All's well that ends well! Only 15 miles to go, but still cannot see either Martinique or St Lucia! After some of the largest swell/ waves to date the sea calmed considerably last night and we had a lovely moonlit sail over smooth seas with the Code Zero up. Ran through some of the largest patches we have seen of seaweed this morning; everything goes very quiet - pretty weird! Hope to arrive in Martinique - either anchor for a night or go straight to Marin Marina - early this afternoon.
All still ship shape aboard Parati. Wind, as forecast, veered to the south east this morning (what happened to the north east trades!?) and we gybed for the first time (onto port) and took down the pole - an hour long manoeuvre with only minimal screaming and shouting! Now heading for the southern end of Martinique and hope to arrive sometime tomorrow. Amazingly, we are still in the (sea)weeds; global warming, storm debris, Sargasso sea....??
All still going well aboard Parati. Not much to report over the last 24 hours. Wind has picked up a bit recently and we have covered 180 nautical miles in each of the last two days (around 150 miles a day prior to that). A bit squally this morning with gusts up to 35 knots. Still in the (sea)weeds and so servo-pendulum wind steering continues to be out of action! Yesterday's position and blog posting were sent via a radio station in North Carolina and previous posts were sent via stations in Belgium, Nova Scotia and Trinidad; the radio station used depends on propagation (how well the radio waves bounce off the ionosphere) and amount of radio traffic (how busy) - in case you were interested!
All still good aboard Parati. Not much to report in last 24 hours. It started a bit rough and windy yesterday morning and thought we would be in for a hard day, but conditions soon calmed and we had a lovely day of trade wind sailing in glorious sunshine. Seaweed still causing problems for wind steering blade and currently we are using electronic autohelm. Great excitement this morning as we spotted on AIS our first ship (a tanker headed for Houston) for over a week; it was 25 miles away so, unfortunately, we couldn't see it! Nichola still a bit insufferable after hearing about England's rugby success from her sister (in an email via the satellite phone)! Also wondering whether an Exit from Brexit is on the horizon yet!
All still going well aboard Parati and coping with an increase in wind today. Quite an eventful last 24 hours. At least two whales (not sure if more as they came close and went away frequently) swam alongside and around the boat yesterday morning for about half an hour, surfing with the swell. Not sure what type - around 10m long, long beaks, short dorsal fins, white bellies and long pectoral fins - Minke maybe; will have to check later. Nichola said it was worth crossing the Atlantic just for that experience alone! Also, we were very impressed with the dogs who smelt the whales a lone time before we were able to see them. Later, in the afternoon around 50 dolphins swam around the boat and under the bow for about 10 minutes; often up to six abreast and looking like synchronized swimmers!

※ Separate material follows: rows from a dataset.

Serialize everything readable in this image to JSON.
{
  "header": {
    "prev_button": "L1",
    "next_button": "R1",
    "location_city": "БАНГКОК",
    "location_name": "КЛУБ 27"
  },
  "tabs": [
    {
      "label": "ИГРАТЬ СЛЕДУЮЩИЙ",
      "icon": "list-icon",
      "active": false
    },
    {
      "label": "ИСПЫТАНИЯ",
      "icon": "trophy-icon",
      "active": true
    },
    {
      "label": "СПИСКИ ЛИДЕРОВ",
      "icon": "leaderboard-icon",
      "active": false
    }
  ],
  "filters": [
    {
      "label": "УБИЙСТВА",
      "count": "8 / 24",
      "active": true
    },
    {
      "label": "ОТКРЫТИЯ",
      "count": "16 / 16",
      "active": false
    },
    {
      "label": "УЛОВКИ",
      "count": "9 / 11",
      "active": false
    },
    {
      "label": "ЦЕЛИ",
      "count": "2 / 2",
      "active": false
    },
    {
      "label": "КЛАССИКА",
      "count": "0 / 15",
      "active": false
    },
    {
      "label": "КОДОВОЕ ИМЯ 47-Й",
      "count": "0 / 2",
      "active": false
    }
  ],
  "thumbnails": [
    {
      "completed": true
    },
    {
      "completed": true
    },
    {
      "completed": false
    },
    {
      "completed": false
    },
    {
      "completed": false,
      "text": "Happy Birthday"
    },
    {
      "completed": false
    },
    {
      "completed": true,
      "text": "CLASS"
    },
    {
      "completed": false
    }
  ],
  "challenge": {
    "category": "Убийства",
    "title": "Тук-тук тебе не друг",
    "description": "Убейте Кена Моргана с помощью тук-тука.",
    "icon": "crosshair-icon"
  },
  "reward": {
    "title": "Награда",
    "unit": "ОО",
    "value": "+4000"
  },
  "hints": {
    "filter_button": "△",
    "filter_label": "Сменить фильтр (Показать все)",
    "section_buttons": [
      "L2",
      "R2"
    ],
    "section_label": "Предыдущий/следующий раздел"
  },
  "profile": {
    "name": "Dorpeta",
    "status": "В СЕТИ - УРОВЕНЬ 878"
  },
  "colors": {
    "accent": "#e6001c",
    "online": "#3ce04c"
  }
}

Finally, just before dusk we ran into a large area covered in seaweed, which unfortunately kept getting caught on the blade of our mechanical wind steering system and putting us off course. Consequently, we had to resort to modern technology and switch on the electronic autopilot!